• [Interface dataset entries]

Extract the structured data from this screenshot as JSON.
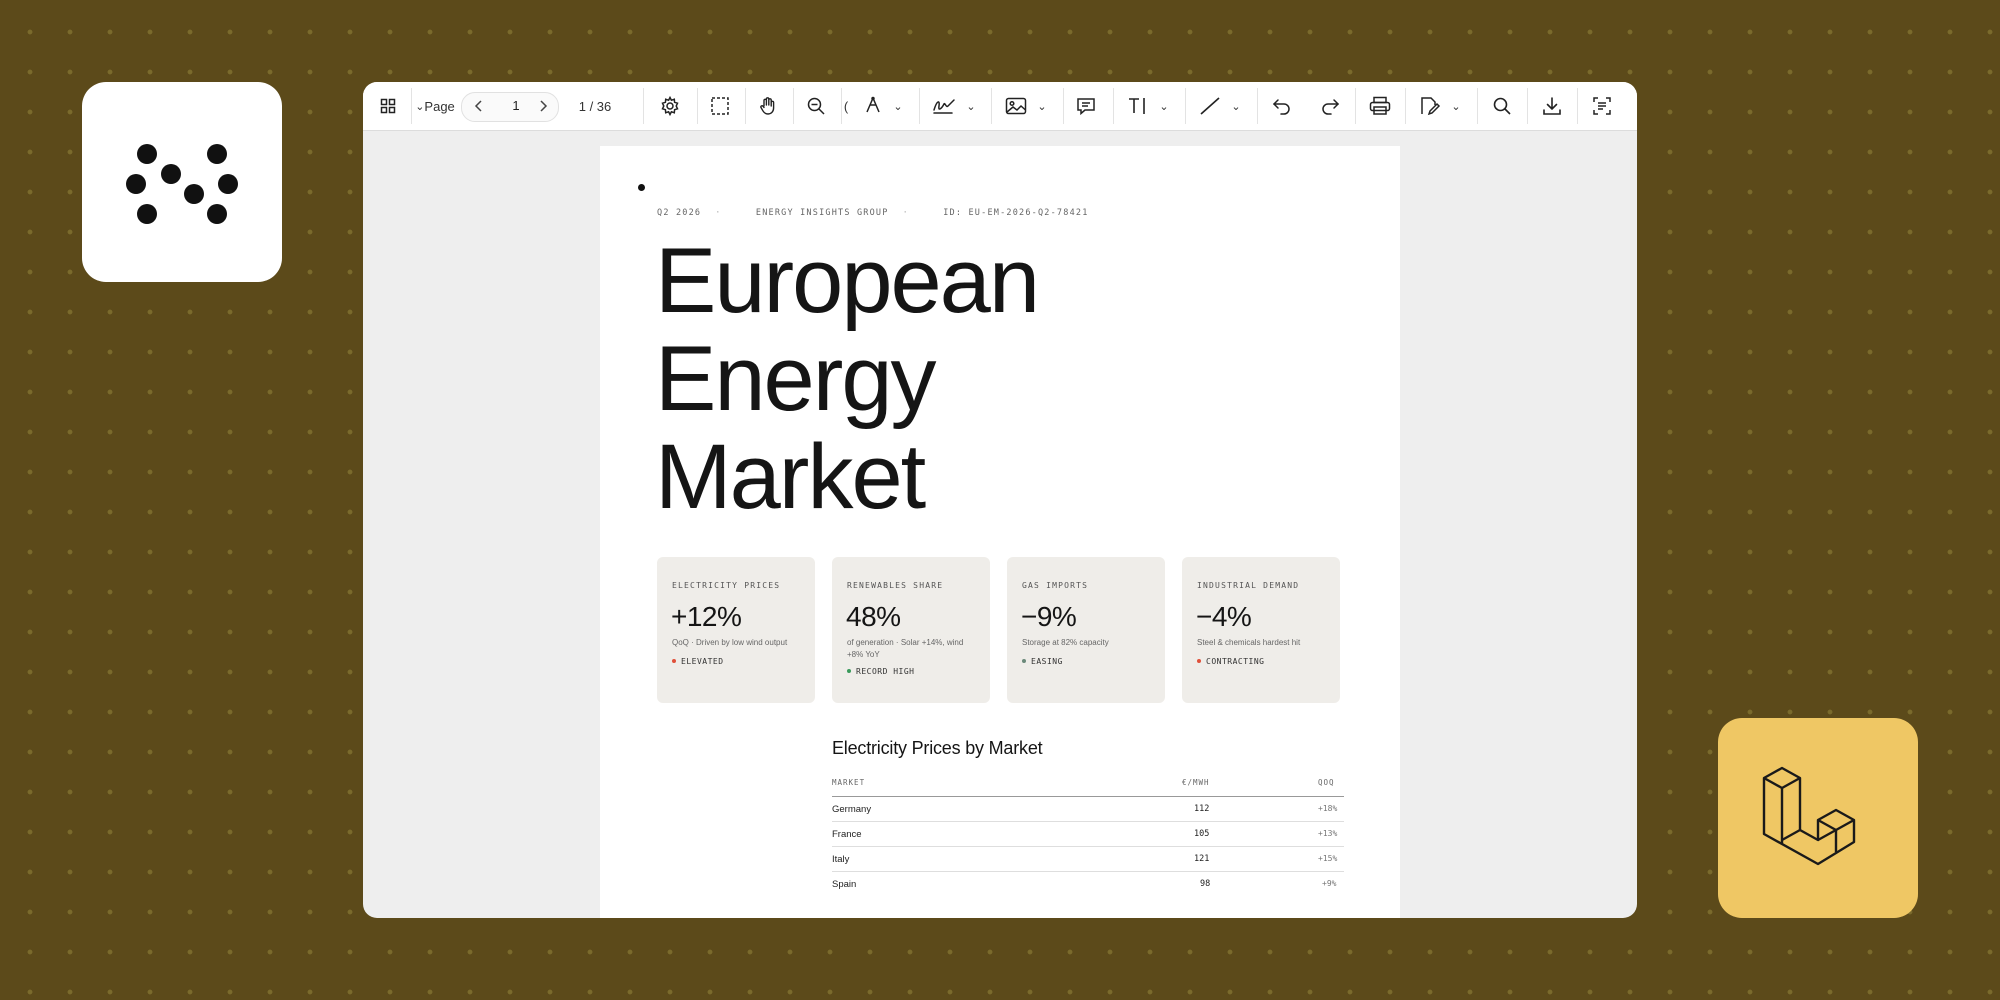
{
  "toolbar": {
    "page_label": "Page",
    "page_input_value": "1",
    "page_count": "1 / 36",
    "icons": [
      "thumbnails-icon",
      "settings-icon",
      "marquee-select-icon",
      "pan-hand-icon",
      "zoom-out-icon",
      "pen-icon",
      "signature-icon",
      "image-icon",
      "comment-icon",
      "text-icon",
      "line-icon",
      "undo-icon",
      "redo-icon",
      "print-icon",
      "edit-icon",
      "search-icon",
      "download-icon",
      "form-fields-icon"
    ]
  },
  "document": {
    "meta": [
      "Q2 2026",
      "ENERGY INSIGHTS GROUP",
      "ID: EU-EM-2026-Q2-78421"
    ],
    "title_lines": [
      "European",
      "Energy",
      "Market"
    ],
    "cards": [
      {
        "label": "ELECTRICITY PRICES",
        "value": "+12%",
        "desc": "QoQ · Driven by low wind output",
        "status": "ELEVATED",
        "status_color": "#e0503a"
      },
      {
        "label": "RENEWABLES SHARE",
        "value": "48%",
        "desc": "of generation · Solar +14%, wind +8% YoY",
        "status": "RECORD HIGH",
        "status_color": "#3a9a5b"
      },
      {
        "label": "GAS IMPORTS",
        "value": "−9%",
        "desc": "Storage at 82% capacity",
        "status": "EASING",
        "status_color": "#6b8a7a"
      },
      {
        "label": "INDUSTRIAL DEMAND",
        "value": "−4%",
        "desc": "Steel & chemicals hardest hit",
        "status": "CONTRACTING",
        "status_color": "#e0503a"
      }
    ],
    "table": {
      "title": "Electricity Prices by Market",
      "headers": [
        "MARKET",
        "€/MWH",
        "QOQ"
      ],
      "rows": [
        {
          "market": "Germany",
          "price": "112",
          "qoq": "+18%"
        },
        {
          "market": "France",
          "price": "105",
          "qoq": "+13%"
        },
        {
          "market": "Italy",
          "price": "121",
          "qoq": "+15%"
        },
        {
          "market": "Spain",
          "price": "98",
          "qoq": "+9%"
        }
      ]
    }
  },
  "colors": {
    "background": "#5c4a1a",
    "laravel_tile": "#efc764",
    "card_bg": "#efede9"
  }
}
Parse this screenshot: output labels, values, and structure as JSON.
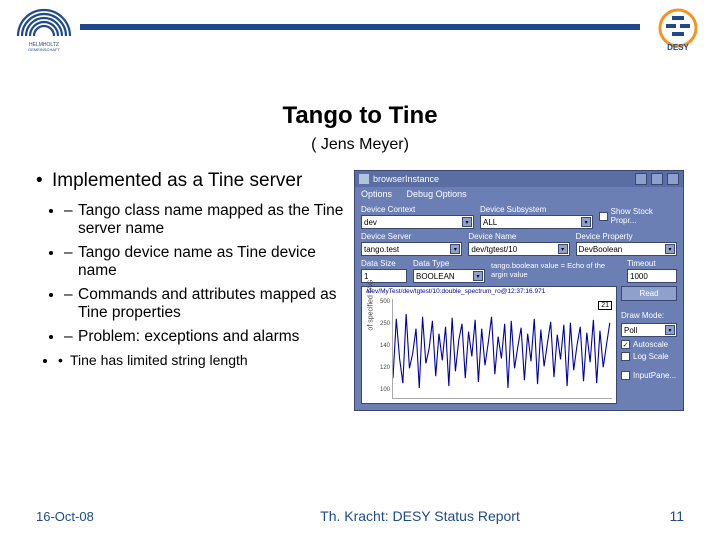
{
  "title": "Tango to Tine",
  "subtitle": "( Jens Meyer)",
  "bullets": {
    "main": "Implemented as a Tine server",
    "subs": [
      "Tango class name mapped as the Tine server name",
      "Tango device name as Tine device name",
      "Commands and attributes mapped as Tine properties",
      "Problem: exceptions and alarms"
    ],
    "subsub": "Tine has limited string length"
  },
  "footer": {
    "date": "16-Oct-08",
    "center": "Th. Kracht: DESY Status Report",
    "page": "11"
  },
  "browser": {
    "window_title": "browserInstance",
    "menu": {
      "options": "Options",
      "debug": "Debug Options"
    },
    "labels": {
      "context": "Device Context",
      "subsystem": "Device Subsystem",
      "server": "Device Server",
      "name": "Device Name",
      "property": "Device Property",
      "size": "Data Size",
      "type": "Data Type",
      "timeout": "Timeout"
    },
    "values": {
      "context": "dev",
      "subsystem": "ALL",
      "server": "tango.test",
      "name": "dev/tgtest/10",
      "property": "DevBoolean",
      "size": "1",
      "type": "BOOLEAN",
      "timeout": "1000"
    },
    "stock_prop": "Show Stock Propr...",
    "status": "tango.boolean value = Echo of the argin value",
    "chart": {
      "title": "/dev/MyTest/dev/tgtest/10:double_spectrum_ro@12:37:16.971",
      "ylabel": "of specified TAG",
      "badge": "21",
      "yticks": [
        "500",
        "250",
        "140",
        "120",
        "100"
      ]
    },
    "side": {
      "read": "Read",
      "drawmode": "Draw Mode:",
      "poll": "Poll",
      "autoscale": "Autoscale",
      "logscale": "Log Scale",
      "inputpanel": "InputPane..."
    }
  },
  "logos": {
    "left_alt": "Helmholtz Gemeinschaft",
    "right_alt": "DESY"
  }
}
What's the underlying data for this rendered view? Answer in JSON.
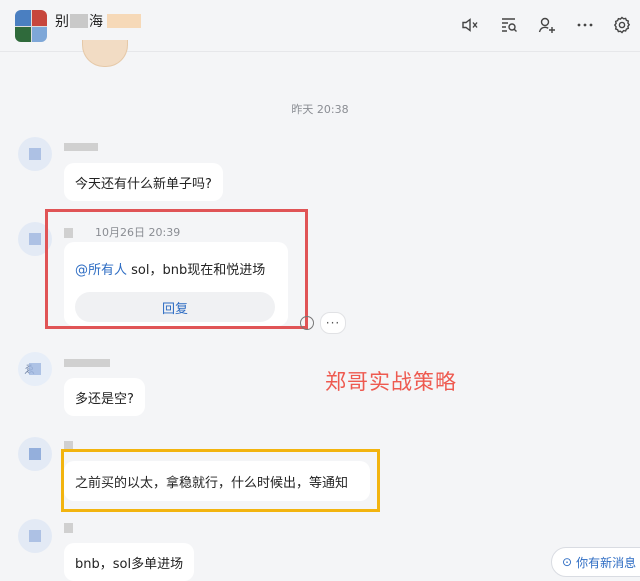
{
  "header": {
    "title_start": "别",
    "title_end": "海"
  },
  "timeline": {
    "separator_time": "昨天 20:38"
  },
  "messages": [
    {
      "text": "今天还有什么新单子吗?"
    },
    {
      "sender_time": "10月26日 20:39",
      "mention": "@所有人",
      "text": " sol，bnb现在和悦进场",
      "reply_label": "回复"
    },
    {
      "avatar_letter": "ゑ",
      "text": "多还是空?"
    },
    {
      "text": "之前买的以太，拿稳就行，什么时候出，等通知"
    },
    {
      "text": "bnb，sol多单进场"
    }
  ],
  "annotations": {
    "overlay_text": "郑哥实战策略"
  },
  "new_message_button": {
    "label": "你有新消息"
  },
  "colors": {
    "accent": "#2d6cc3",
    "highlight_red": "#e05456",
    "highlight_yellow": "#f2b40f",
    "overlay_text": "#ee5a50"
  },
  "icons": [
    "speaker-icon",
    "search-history-icon",
    "add-member-icon",
    "more-icon",
    "settings-icon"
  ]
}
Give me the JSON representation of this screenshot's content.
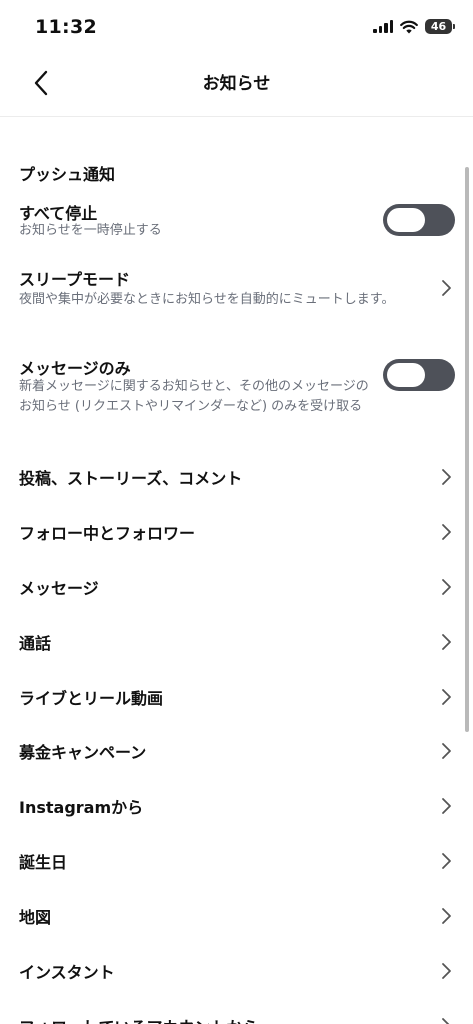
{
  "status_bar": {
    "time": "11:32",
    "battery": "46"
  },
  "header": {
    "title": "お知らせ"
  },
  "section": {
    "title": "プッシュ通知"
  },
  "settings": {
    "pause_all": {
      "title": "すべて停止",
      "description": "お知らせを一時停止する",
      "enabled": false
    },
    "sleep_mode": {
      "title": "スリープモード",
      "description": "夜間や集中が必要なときにお知らせを自動的にミュートします。"
    },
    "messages_only": {
      "title": "メッセージのみ",
      "description": "新着メッセージに関するお知らせと、その他のメッセージのお知らせ (リクエストやリマインダーなど) のみを受け取る",
      "enabled": false
    }
  },
  "menu_items": [
    "投稿、ストーリーズ、コメント",
    "フォロー中とフォロワー",
    "メッセージ",
    "通話",
    "ライブとリール動画",
    "募金キャンペーン",
    "Instagramから",
    "誕生日",
    "地図",
    "インスタント",
    "フォローしているアカウントから"
  ],
  "colors": {
    "toggle_off": "#4e5159",
    "secondary_text": "#6a6f7a"
  },
  "icons": {
    "back": "chevron-left-icon",
    "row": "chevron-right-icon"
  }
}
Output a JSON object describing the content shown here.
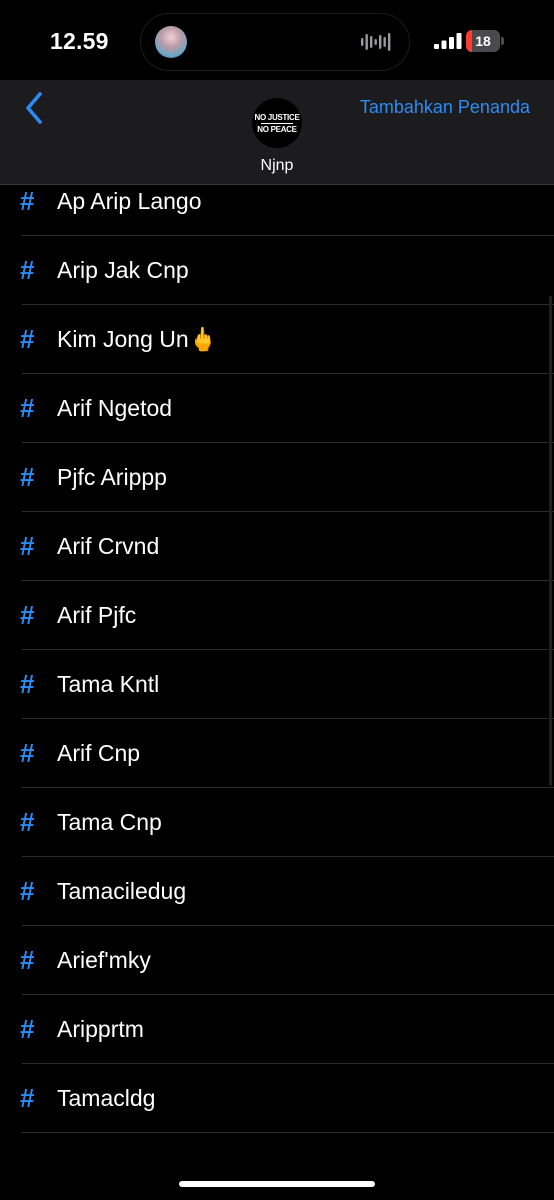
{
  "status_bar": {
    "time": "12.59",
    "battery_level": "18",
    "battery_fraction": 0.18
  },
  "nav": {
    "back_icon": "chevron-left-icon",
    "avatar_logo": [
      "NO JUSTICE",
      "NO PEACE"
    ],
    "channel_name": "Njnp",
    "add_bookmark_label": "Tambahkan Penanda"
  },
  "list": {
    "icon": "hash-icon",
    "items": [
      {
        "label": "Ap Arip Lango"
      },
      {
        "label": "Arip Jak Cnp"
      },
      {
        "label": "Kim Jong Un🖕"
      },
      {
        "label": "Arif Ngetod"
      },
      {
        "label": "Pjfc Arippp"
      },
      {
        "label": "Arif Crvnd"
      },
      {
        "label": "Arif Pjfc"
      },
      {
        "label": "Tama Kntl"
      },
      {
        "label": "Arif Cnp"
      },
      {
        "label": "Tama Cnp"
      },
      {
        "label": "Tamaciledug"
      },
      {
        "label": "Arief'mky"
      },
      {
        "label": "Aripprtm"
      },
      {
        "label": "Tamacldg"
      }
    ]
  },
  "colors": {
    "accent": "#2b8cf5",
    "background": "#000000",
    "header": "#1c1c1e",
    "battery_low": "#ff3b30"
  }
}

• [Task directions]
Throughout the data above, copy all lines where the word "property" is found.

• [Task answer]
      "property": "Device Property",
      "property": "DevBoolean",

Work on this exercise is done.